Since COVID-19 surfaced in late 2019, it has been an unprecedented challenge for businesses across almost every industry. While the worst of the pandemic is behind us, the lingering effects are still being felt across the world.
Due to this volatile environment, financial institutions were forced to rely on novel, untested strategies to continue their services. From WFH arrangements to the more extensive adoption of digital technologies, the measures taken by these institutions have added a considerable degree of pressure on all aspects of their operations.
Compliance workflows, in particular, have undergone significant changes, as regulators implement more stringent and complex regulatory requirements to ensure the safety of consumers, the resiliency of these institutions, and the integrity of information.
In addition to this, the calls for greater diversity, the waning trust in financial institutions, and the emergence of challenger institutions have compounded the compliance woes of financial institutions.
The ever increasing costs of compliance
The regulatory landscape across the finance industry is highly dynamic; as new regulations are introduced and older policies are retired, financial institutions have to overhaul their compliance processes to accommodate changing regulatory requirements.
As a result, these institutions incur ever-increasing costs to ensure compliance.
According to a recent PwC study on the industry, 40% of leaders recognised the rising costs of compliance as a major concern and stated that a significant portion of their budget is allocated to regulatory compliance, in addition to enhancing their capabilities and the customer experience.

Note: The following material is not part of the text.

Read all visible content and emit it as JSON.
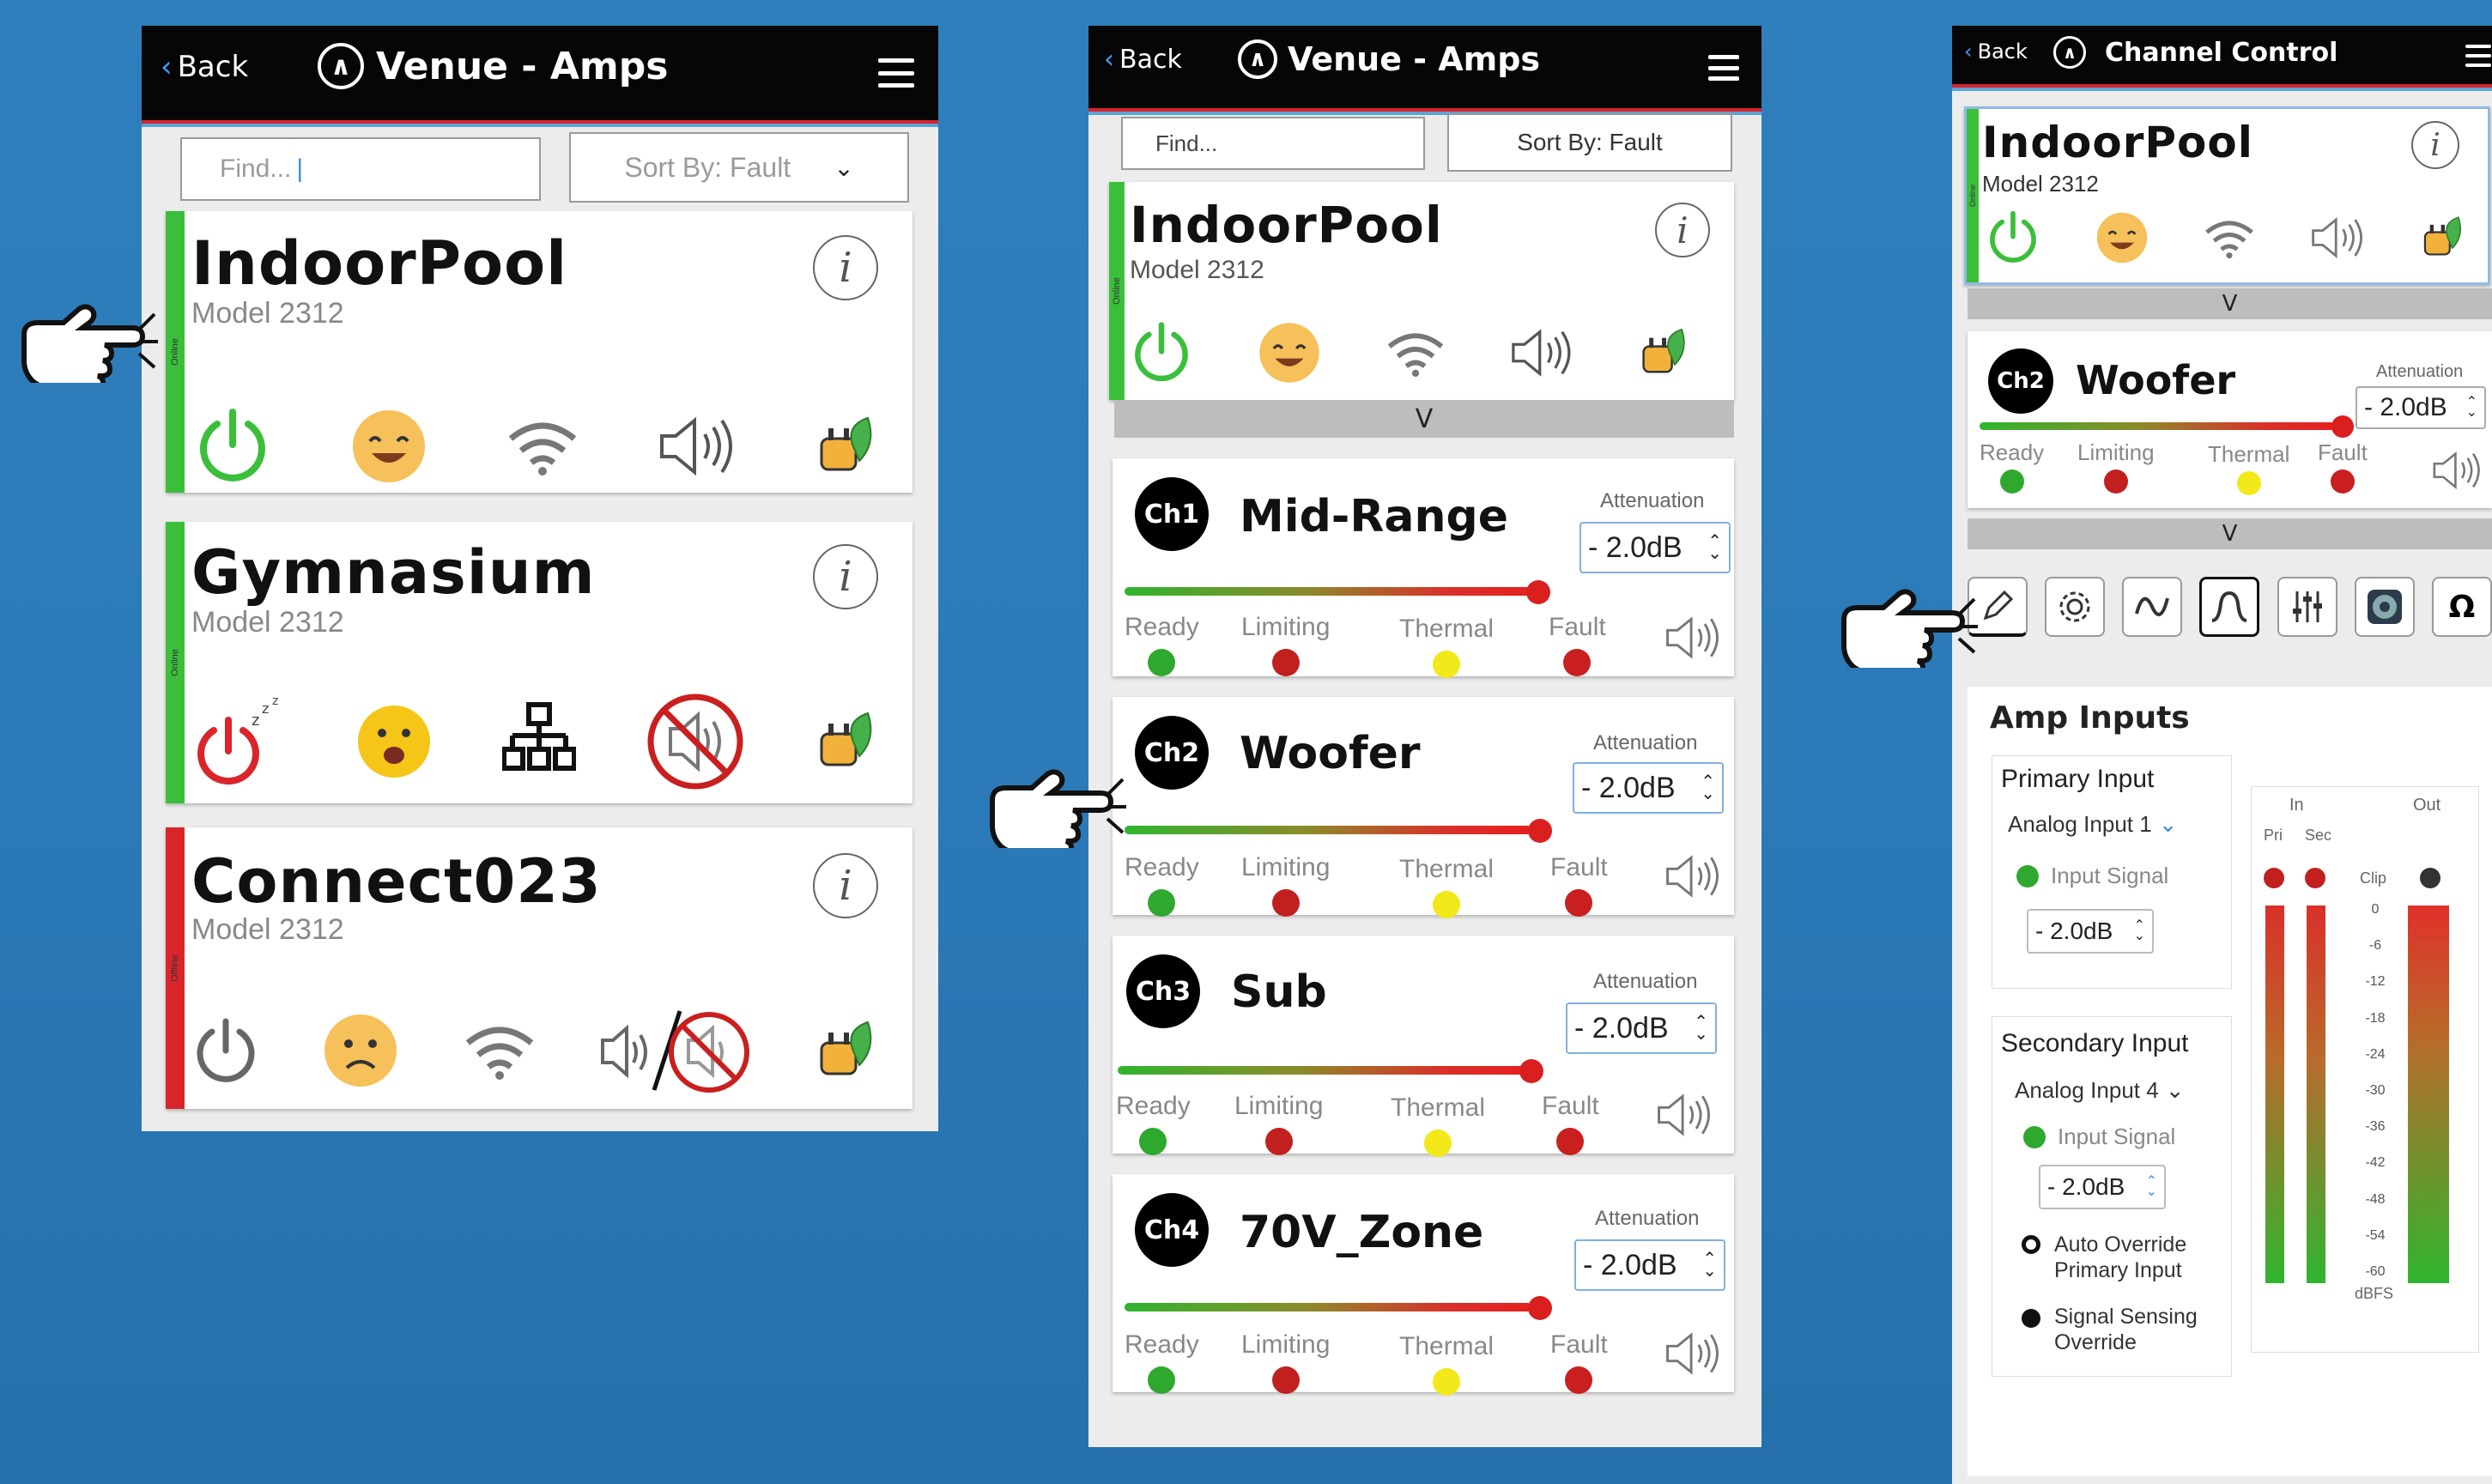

Another study revealed that in 2020, the average cost of compliance was a staggering $5.47 million annually. This figure is expected to increase in the coming years as the industry continues to undergo digital transformation.
To succeed in this new normal, financial institutions need to achieve a synergy where every pound spent enhances their compliance processes, customer experience, and financial capabilities.

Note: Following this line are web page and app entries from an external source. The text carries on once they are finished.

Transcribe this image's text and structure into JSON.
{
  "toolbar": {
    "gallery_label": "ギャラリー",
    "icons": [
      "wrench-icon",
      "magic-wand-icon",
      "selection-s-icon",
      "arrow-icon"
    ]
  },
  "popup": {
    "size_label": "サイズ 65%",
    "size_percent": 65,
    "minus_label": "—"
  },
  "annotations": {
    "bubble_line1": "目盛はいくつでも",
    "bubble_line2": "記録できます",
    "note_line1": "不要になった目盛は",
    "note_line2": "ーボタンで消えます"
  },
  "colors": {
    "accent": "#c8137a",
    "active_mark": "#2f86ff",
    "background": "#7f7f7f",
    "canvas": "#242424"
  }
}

Heftier penalties for non-compliance
Financial regulatory authorities have always maintained a strict compliance regime and handed out hefty fines for those who fail to comply. In recent years, this has progressed to a whole new level.
In 2020, the total fines for non-compliance amounted to $10.6 billion, with the breakdown being 20% from employee errors, 20% as a result of criminal misconduct, and 60% owing to cyber attack-related fines.
Meanwhile, the volume of fines also increased to 759 from 97 in 2019. A significant portion of these fines had to do with the aftermath of the 1MDB scandal, in which Goldman Sachs was fined $6.8 billion by multiple regulators across the US and Malaysia.
Another notable incident involved the Australian bank Westpac, which was fined $1.6 billion for non-compliance with anti-money laundering regulations.
Increased emphasis on consumer data protection
In the current business environment, banks and other financial institutions rely on the internet for many of their transactions; those that involve sensitive financial data of millions of customers, making them a prime target for cyber attacks.
According to a report from VMware Carbon Black, in the first half of 2020 alone, financial institutions experienced a sheer 238% increase in the number of cyber attacks. Another study in May 2021 reported that, in the past year, 70% of financial institutions were targets of cyber attacks.
This increase in frequency—and intensity—means that financial regulators, especially in Europe, are enforcing stricter data protection regulations like GDPR, PCI DSS, HMDA and SOX to protect consumer data.
Financial institutions, therefore, need to invest heavily in their cybersecurity and digital infrastructure to ensure compliance more effectively.
The finance industry is going through an unprecedented time—and will continue to do so
Due to the COVID-19 pandemic, and many factors preceding it, the finance industry continues to face many regulatory challenges in 2021. As the rest of the world returns to some semblance of normalcy, financial institutions need to rethink their compliance workflows to overcome emerging compliance challenges and enjoy a redefined version of success.